She clearly had a great time, and I don’t think it ever occurred to her that this wasn’t a play date for her.


Flight 93

I’m not going to see this movie–ever, if I can help it.  I can’t even bear to watch the commercials.  They start and I leap for the remote or run out of the room.  I just can’t stand them.

I’m not saying you shouldn’t go see the movie.  It’s just that I can’t.

Like the vast majority of Americans, I didn’t know anyone who died in the attacks on September 11th.  I have a cousin who’s a flight attendant on American and the Butcher was working out at the airport and though both of them were fine, obviously, I cannot forget how it felt that morning when no one knew how widespread the tragedy was going to be and what all it might involve, and whether it would involve people we knew and places we’d been.

We’re big storytellers.  And I understand the deep need for people who were affected to tell what happened to them.  I even understand why playwrights and artists in New York and Washington would feel that it’s time to explore those events in art.  But those types of artistic expression can be open ended and uncertain and faltering, which they must be, I think, in the face of something that terrible and raw.

But a Hollywood blockbuster has a certain shape and a narrative arc and larger than life heroes and certainty, especially certainty.  By putting it up on the screen in the same way as Die Hard or The Day after Tomorrow, it says, in some way, this is like that.

And don’t get me wrong.  I can see the benefits of that as well.  Putting events in an understandable framework can make them seem manageable.   Maybe most Americans are ready for it to seem manageable.  To seem like a movie.

But it’s not a documentary or some kind of strange art film.  It’s not trying to understand what happened or how we feel about it.  As a regular Hollywood movie, it must assume that what happened is knowable and how we should feel about it is obvious and go from there to tell a certain kind of story.

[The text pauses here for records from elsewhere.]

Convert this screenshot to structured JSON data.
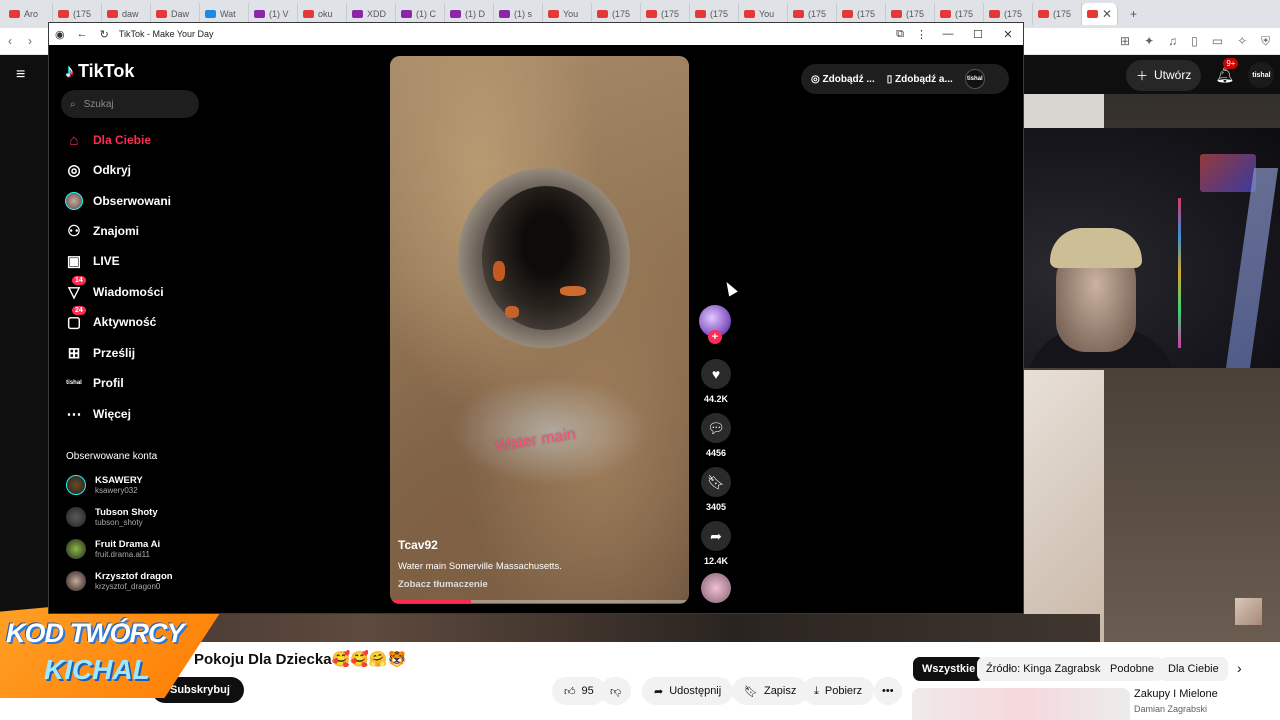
{
  "browser": {
    "tabs": [
      {
        "label": "Aro",
        "color": "#e53935"
      },
      {
        "label": "(175",
        "color": "#e53935"
      },
      {
        "label": "daw",
        "color": "#e53935"
      },
      {
        "label": "Daw",
        "color": "#e53935"
      },
      {
        "label": "Wat",
        "color": "#1e88e5"
      },
      {
        "label": "(1) V",
        "color": "#8e24aa"
      },
      {
        "label": "oku",
        "color": "#e53935"
      },
      {
        "label": "XDD",
        "color": "#8e24aa"
      },
      {
        "label": "(1) C",
        "color": "#8e24aa"
      },
      {
        "label": "(1) D",
        "color": "#8e24aa"
      },
      {
        "label": "(1) s",
        "color": "#8e24aa"
      },
      {
        "label": "You",
        "color": "#e53935"
      },
      {
        "label": "(175",
        "color": "#e53935"
      },
      {
        "label": "(175",
        "color": "#e53935"
      },
      {
        "label": "(175",
        "color": "#e53935"
      },
      {
        "label": "You",
        "color": "#e53935"
      },
      {
        "label": "(175",
        "color": "#e53935"
      },
      {
        "label": "(175",
        "color": "#e53935"
      },
      {
        "label": "(175",
        "color": "#e53935"
      },
      {
        "label": "(175",
        "color": "#e53935"
      },
      {
        "label": "(175",
        "color": "#e53935"
      },
      {
        "label": "(175",
        "color": "#e53935"
      }
    ]
  },
  "popup": {
    "title": "TikTok - Make Your Day"
  },
  "tiktok": {
    "logo": "TikTok",
    "search_placeholder": "Szukaj",
    "nav": [
      {
        "label": "Dla Ciebie",
        "icon": "home-icon",
        "badge": ""
      },
      {
        "label": "Odkryj",
        "icon": "compass-icon",
        "badge": ""
      },
      {
        "label": "Obserwowani",
        "icon": "followed-avatar-icon",
        "badge": ""
      },
      {
        "label": "Znajomi",
        "icon": "friends-icon",
        "badge": ""
      },
      {
        "label": "LIVE",
        "icon": "live-icon",
        "badge": ""
      },
      {
        "label": "Wiadomości",
        "icon": "messages-icon",
        "badge": "14"
      },
      {
        "label": "Aktywność",
        "icon": "activity-icon",
        "badge": "24"
      },
      {
        "label": "Prześlij",
        "icon": "upload-icon",
        "badge": ""
      },
      {
        "label": "Profil",
        "icon": "profile-icon",
        "badge": ""
      },
      {
        "label": "Więcej",
        "icon": "more-icon",
        "badge": ""
      }
    ],
    "profile_icon_text": "tishal",
    "followed_title": "Obserwowane konta",
    "followed_accounts": [
      {
        "name": "KSAWERY",
        "handle": "ksawery032",
        "color": "#6a4a2a"
      },
      {
        "name": "Tubson Shoty",
        "handle": "tubson_shoty",
        "color": "#5a5a5a"
      },
      {
        "name": "Fruit Drama Ai",
        "handle": "fruit.drama.ai11",
        "color": "#8ab845"
      },
      {
        "name": "Krzysztof dragon",
        "handle": "krzysztof_dragon0",
        "color": "#c8a898"
      }
    ],
    "top_buttons": {
      "get_coins": "Zdobądź ...",
      "get_app": "Zdobądź a...",
      "avatar_text": "tishal"
    },
    "video": {
      "author": "Tcav92",
      "description": "Water main Somerville Massachusetts.",
      "translate": "Zobacz tłumaczenie",
      "overlay_text": "Water main",
      "progress": 0.27
    },
    "actions": {
      "likes": "44.2K",
      "comments": "4456",
      "saves": "3405",
      "shares": "12.4K"
    }
  },
  "youtube": {
    "create_label": "Utwórz",
    "notif_badge": "9+",
    "avatar_text": "tishal",
    "title": "Pokoju Dla Dziecka🥰🥰🤗🐯",
    "subscribe": "Subskrybuj",
    "likes": "95",
    "share": "Udostępnij",
    "save": "Zapisz",
    "download": "Pobierz",
    "chips": [
      "Wszystkie",
      "Źródło: Kinga Zagrabska",
      "Podobne",
      "Dla Ciebie"
    ],
    "recommended": {
      "title": "Zakupy I Mielone",
      "channel": "Damian Zagrabski"
    }
  },
  "overlay": {
    "line1": "KOD TWÓRCY",
    "line2": "KICHAL"
  }
}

For reasons I can’t quite articulate, I find that gravely insulting.

And I’m not ready to see those people, those real heroes, turned into characters, reimagined as action heroes.  It just seems wrong.